When you coach others, be as curious as a 10-year-old child.
—Dr. Terrence E. Maltbia, professor, Columbia University Coaching Certification Program
I was raised in the era of physical libraries, card catalogues, and encyclopedias. If I had a question, I could look for an answer in an encyclopedia. If it wasn’t there, I could go to the library and search through long rectangular drawers for the right card in the catalogue that would take me to a book with the answer.
After growing up using this formal, tedious process to access books and information, I love the convenience now of being able to ask Google or Siri my questions and get many answers immediately.
Ironically, even with so much information available, research shows that we stop asking questions as we get older. We even expect information to immediately surface at our fingertips. In a Newsweek article titled “The Creativity Crisis,” Po Bronson and Ashley Merryman say, “Preschool children, on average, ask their parents about 100 questions a day. . . . By middle school they’ve pretty much stopped. . . . It’s no coincidence that this same time is when student motivation and engagement plummets.
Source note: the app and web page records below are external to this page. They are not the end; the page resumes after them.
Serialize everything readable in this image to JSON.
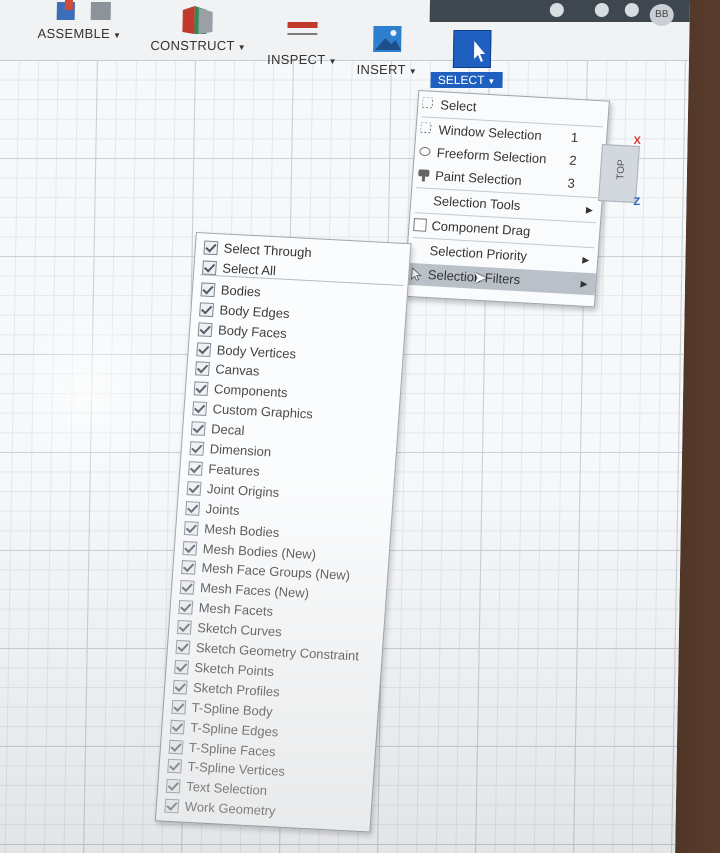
{
  "toolbar": {
    "groups": [
      {
        "label": "ASSEMBLE",
        "icon": "assemble-icon"
      },
      {
        "label": "CONSTRUCT",
        "icon": "construct-icon"
      },
      {
        "label": "INSPECT",
        "icon": "inspect-icon"
      },
      {
        "label": "INSERT",
        "icon": "insert-icon"
      },
      {
        "label": "SELECT",
        "icon": "select-cursor-icon"
      }
    ],
    "avatar_initials": "BB"
  },
  "select_menu": {
    "items": [
      {
        "label": "Select",
        "shortcut": ""
      },
      {
        "label": "Window Selection",
        "shortcut": "1"
      },
      {
        "label": "Freeform Selection",
        "shortcut": "2"
      },
      {
        "label": "Paint Selection",
        "shortcut": "3"
      },
      {
        "label": "Selection Tools",
        "submenu": true
      },
      {
        "label": "Component Drag",
        "checkbox": true,
        "checked": false
      },
      {
        "label": "Selection Priority",
        "submenu": true
      },
      {
        "label": "Selection Filters",
        "submenu": true,
        "highlighted": true
      }
    ]
  },
  "view_cube": {
    "face": "TOP",
    "axis_x": "X",
    "axis_z": "Z"
  },
  "selection_filters": {
    "items": [
      {
        "label": "Select Through",
        "checked": true
      },
      {
        "label": "Select All",
        "checked": true
      },
      {
        "label": "Bodies",
        "checked": true
      },
      {
        "label": "Body Edges",
        "checked": true
      },
      {
        "label": "Body Faces",
        "checked": true
      },
      {
        "label": "Body Vertices",
        "checked": true
      },
      {
        "label": "Canvas",
        "checked": true
      },
      {
        "label": "Components",
        "checked": true
      },
      {
        "label": "Custom Graphics",
        "checked": true
      },
      {
        "label": "Decal",
        "checked": true
      },
      {
        "label": "Dimension",
        "checked": true
      },
      {
        "label": "Features",
        "checked": true
      },
      {
        "label": "Joint Origins",
        "checked": true
      },
      {
        "label": "Joints",
        "checked": true
      },
      {
        "label": "Mesh Bodies",
        "checked": true
      },
      {
        "label": "Mesh Bodies (New)",
        "checked": true
      },
      {
        "label": "Mesh Face Groups (New)",
        "checked": true
      },
      {
        "label": "Mesh Faces (New)",
        "checked": true
      },
      {
        "label": "Mesh Facets",
        "checked": true
      },
      {
        "label": "Sketch Curves",
        "checked": true
      },
      {
        "label": "Sketch Geometry Constraint",
        "checked": true
      },
      {
        "label": "Sketch Points",
        "checked": true
      },
      {
        "label": "Sketch Profiles",
        "checked": true
      },
      {
        "label": "T-Spline Body",
        "checked": true
      },
      {
        "label": "T-Spline Edges",
        "checked": true
      },
      {
        "label": "T-Spline Faces",
        "checked": true
      },
      {
        "label": "T-Spline Vertices",
        "checked": true
      },
      {
        "label": "Text Selection",
        "checked": true
      },
      {
        "label": "Work Geometry",
        "checked": true
      }
    ]
  },
  "colors": {
    "accent": "#1f5fbf",
    "axis_x": "#d23a3a",
    "axis_z": "#2b5fc8"
  }
}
They didn’t stop asking questions because they lost interest: it’s the other way around. They lost interest because they stopped asking questions” (Bronson and Merryman 2010).
Why do we stop asking questions? Maybe because we get more familiar with the world or think we have it all figured out. Maybe ...